● SUPPLIED INFORMATION:
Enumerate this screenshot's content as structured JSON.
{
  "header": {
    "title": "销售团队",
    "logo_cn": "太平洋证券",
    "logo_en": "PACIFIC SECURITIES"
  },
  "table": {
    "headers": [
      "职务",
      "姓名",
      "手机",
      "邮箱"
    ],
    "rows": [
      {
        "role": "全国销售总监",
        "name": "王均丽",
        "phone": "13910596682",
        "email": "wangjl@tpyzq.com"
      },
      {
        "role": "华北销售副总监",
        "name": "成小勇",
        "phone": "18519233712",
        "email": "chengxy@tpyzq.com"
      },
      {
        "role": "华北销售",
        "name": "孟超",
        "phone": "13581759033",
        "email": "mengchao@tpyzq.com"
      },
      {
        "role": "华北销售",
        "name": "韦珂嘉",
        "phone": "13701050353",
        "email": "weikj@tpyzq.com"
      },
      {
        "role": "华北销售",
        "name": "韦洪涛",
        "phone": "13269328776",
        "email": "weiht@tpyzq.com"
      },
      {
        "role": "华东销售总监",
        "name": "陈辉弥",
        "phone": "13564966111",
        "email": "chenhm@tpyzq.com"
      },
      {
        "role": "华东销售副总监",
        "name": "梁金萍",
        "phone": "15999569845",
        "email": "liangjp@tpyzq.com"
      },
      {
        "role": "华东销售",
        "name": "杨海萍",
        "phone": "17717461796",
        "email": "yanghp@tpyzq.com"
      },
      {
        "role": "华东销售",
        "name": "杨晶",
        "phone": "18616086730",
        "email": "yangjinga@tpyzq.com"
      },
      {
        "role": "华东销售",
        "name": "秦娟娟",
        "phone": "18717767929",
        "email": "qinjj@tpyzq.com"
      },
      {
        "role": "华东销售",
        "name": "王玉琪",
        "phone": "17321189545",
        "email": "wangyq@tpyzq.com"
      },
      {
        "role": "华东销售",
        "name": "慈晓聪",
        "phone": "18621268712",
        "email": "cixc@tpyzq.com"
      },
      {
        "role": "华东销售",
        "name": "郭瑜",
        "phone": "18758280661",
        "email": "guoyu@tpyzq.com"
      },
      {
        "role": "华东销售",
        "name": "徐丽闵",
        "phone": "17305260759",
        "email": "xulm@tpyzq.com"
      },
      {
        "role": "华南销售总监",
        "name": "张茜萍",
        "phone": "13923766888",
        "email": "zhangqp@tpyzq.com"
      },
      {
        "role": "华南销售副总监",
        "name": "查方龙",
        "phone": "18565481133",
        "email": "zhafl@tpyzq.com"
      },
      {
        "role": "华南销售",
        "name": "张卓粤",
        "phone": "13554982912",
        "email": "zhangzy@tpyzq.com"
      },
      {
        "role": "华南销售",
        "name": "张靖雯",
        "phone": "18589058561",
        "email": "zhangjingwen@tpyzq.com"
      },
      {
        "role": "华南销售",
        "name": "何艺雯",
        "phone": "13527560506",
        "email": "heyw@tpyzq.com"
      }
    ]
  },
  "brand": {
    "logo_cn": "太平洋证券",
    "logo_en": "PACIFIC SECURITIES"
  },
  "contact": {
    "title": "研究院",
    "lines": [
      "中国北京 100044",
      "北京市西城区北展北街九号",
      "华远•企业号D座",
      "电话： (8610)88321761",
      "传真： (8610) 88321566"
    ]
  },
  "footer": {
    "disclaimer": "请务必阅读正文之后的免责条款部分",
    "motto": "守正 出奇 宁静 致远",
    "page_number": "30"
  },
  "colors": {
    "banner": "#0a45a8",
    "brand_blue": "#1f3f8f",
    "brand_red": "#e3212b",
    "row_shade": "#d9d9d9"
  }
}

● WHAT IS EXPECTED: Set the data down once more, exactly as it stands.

● RESULT FOR THIS TASK:
Enumerate this screenshot's content as structured JSON.
{
  "header": {
    "title": "销售团队",
    "logo_cn": "太平洋证券",
    "logo_en": "PACIFIC SECURITIES"
  },
  "table": {
    "headers": [
      "职务",
      "姓名",
      "手机",
      "邮箱"
    ],
    "rows": [
      {
        "role": "全国销售总监",
        "name": "王均丽",
        "phone": "13910596682",
        "email": "wangjl@tpyzq.com"
      },
      {
        "role": "华北销售副总监",
        "name": "成小勇",
        "phone": "18519233712",
        "email": "chengxy@tpyzq.com"
      },
      {
        "role": "华北销售",
        "name": "孟超",
        "phone": "13581759033",
        "email": "mengchao@tpyzq.com"
      },
      {
        "role": "华北销售",
        "name": "韦珂嘉",
        "phone": "13701050353",
        "email": "weikj@tpyzq.com"
      },
      {
        "role": "华北销售",
        "name": "韦洪涛",
        "phone": "13269328776",
        "email": "weiht@tpyzq.com"
      },
      {
        "role": "华东销售总监",
        "name": "陈辉弥",
        "phone": "13564966111",
        "email": "chenhm@tpyzq.com"
      },
      {
        "role": "华东销售副总监",
        "name": "梁金萍",
        "phone": "15999569845",
        "email": "liangjp@tpyzq.com"
      },
      {
        "role": "华东销售",
        "name": "杨海萍",
        "phone": "17717461796",
        "email": "yanghp@tpyzq.com"
      },
      {
        "role": "华东销售",
        "name": "杨晶",
        "phone": "18616086730",
        "email": "yangjinga@tpyzq.com"
      },
      {
        "role": "华东销售",
        "name": "秦娟娟",
        "phone": "18717767929",
        "email": "qinjj@tpyzq.com"
      },
      {
        "role": "华东销售",
        "name": "王玉琪",
        "phone": "17321189545",
        "email": "wangyq@tpyzq.com"
      },
      {
        "role": "华东销售",
        "name": "慈晓聪",
        "phone": "18621268712",
        "email": "cixc@tpyzq.com"
      },
      {
        "role": "华东销售",
        "name": "郭瑜",
        "phone": "18758280661",
        "email": "guoyu@tpyzq.com"
      },
      {
        "role": "华东销售",
        "name": "徐丽闵",
        "phone": "17305260759",
        "email": "xulm@tpyzq.com"
      },
      {
        "role": "华南销售总监",
        "name": "张茜萍",
        "phone": "13923766888",
        "email": "zhangqp@tpyzq.com"
      },
      {
        "role": "华南销售副总监",
        "name": "查方龙",
        "phone": "18565481133",
        "email": "zhafl@tpyzq.com"
      },
      {
        "role": "华南销售",
        "name": "张卓粤",
        "phone": "13554982912",
        "email": "zhangzy@tpyzq.com"
      },
      {
        "role": "华南销售",
        "name": "张靖雯",
        "phone": "18589058561",
        "email": "zhangjingwen@tpyzq.com"
      },
      {
        "role": "华南销售",
        "name": "何艺雯",
        "phone": "13527560506",
        "email": "heyw@tpyzq.com"
      }
    ]
  },
  "brand": {
    "logo_cn": "太平洋证券",
    "logo_en": "PACIFIC SECURITIES"
  },
  "contact": {
    "title": "研究院",
    "lines": [
      "中国北京 100044",
      "北京市西城区北展北街九号",
      "华远•企业号D座",
      "电话： (8610)88321761",
      "传真： (8610) 88321566"
    ]
  },
  "footer": {
    "disclaimer": "请务必阅读正文之后的免责条款部分",
    "motto": "守正 出奇 宁静 致远",
    "page_number": "30"
  },
  "colors": {
    "banner": "#0a45a8",
    "brand_blue": "#1f3f8f",
    "brand_red": "#e3212b",
    "row_shade": "#d9d9d9"
  }
}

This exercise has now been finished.